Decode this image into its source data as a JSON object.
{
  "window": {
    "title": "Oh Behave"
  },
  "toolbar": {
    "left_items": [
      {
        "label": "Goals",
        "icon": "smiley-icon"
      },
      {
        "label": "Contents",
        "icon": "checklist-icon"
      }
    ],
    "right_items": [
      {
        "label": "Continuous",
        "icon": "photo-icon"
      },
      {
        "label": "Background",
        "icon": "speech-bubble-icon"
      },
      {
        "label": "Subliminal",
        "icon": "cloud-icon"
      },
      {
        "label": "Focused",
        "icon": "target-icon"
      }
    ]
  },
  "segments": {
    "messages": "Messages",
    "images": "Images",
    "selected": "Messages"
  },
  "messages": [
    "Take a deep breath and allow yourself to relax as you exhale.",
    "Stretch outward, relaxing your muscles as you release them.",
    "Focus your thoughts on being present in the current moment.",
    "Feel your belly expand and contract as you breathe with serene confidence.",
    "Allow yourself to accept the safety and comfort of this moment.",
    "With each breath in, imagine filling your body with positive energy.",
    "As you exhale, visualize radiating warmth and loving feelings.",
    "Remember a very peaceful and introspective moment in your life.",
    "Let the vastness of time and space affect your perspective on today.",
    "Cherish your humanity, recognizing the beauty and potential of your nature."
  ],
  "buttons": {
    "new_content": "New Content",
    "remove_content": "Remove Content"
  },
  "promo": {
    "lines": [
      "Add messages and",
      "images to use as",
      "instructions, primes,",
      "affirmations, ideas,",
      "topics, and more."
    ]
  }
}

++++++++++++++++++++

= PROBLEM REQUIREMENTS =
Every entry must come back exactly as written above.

= OUTPUT BELOW =
Decode this image into its source data as a JSON object.
{
  "window": {
    "title": "Oh Behave"
  },
  "toolbar": {
    "left_items": [
      {
        "label": "Goals",
        "icon": "smiley-icon"
      },
      {
        "label": "Contents",
        "icon": "checklist-icon"
      }
    ],
    "right_items": [
      {
        "label": "Continuous",
        "icon": "photo-icon"
      },
      {
        "label": "Background",
        "icon": "speech-bubble-icon"
      },
      {
        "label": "Subliminal",
        "icon": "cloud-icon"
      },
      {
        "label": "Focused",
        "icon": "target-icon"
      }
    ]
  },
  "segments": {
    "messages": "Messages",
    "images": "Images",
    "selected": "Messages"
  },
  "messages": [
    "Take a deep breath and allow yourself to relax as you exhale.",
    "Stretch outward, relaxing your muscles as you release them.",
    "Focus your thoughts on being present in the current moment.",
    "Feel your belly expand and contract as you breathe with serene confidence.",
    "Allow yourself to accept the safety and comfort of this moment.",
    "With each breath in, imagine filling your body with positive energy.",
    "As you exhale, visualize radiating warmth and loving feelings.",
    "Remember a very peaceful and introspective moment in your life.",
    "Let the vastness of time and space affect your perspective on today.",
    "Cherish your humanity, recognizing the beauty and potential of your nature."
  ],
  "buttons": {
    "new_content": "New Content",
    "remove_content": "Remove Content"
  },
  "promo": {
    "lines": [
      "Add messages and",
      "images to use as",
      "instructions, primes,",
      "affirmations, ideas,",
      "topics, and more."
    ]
  }
}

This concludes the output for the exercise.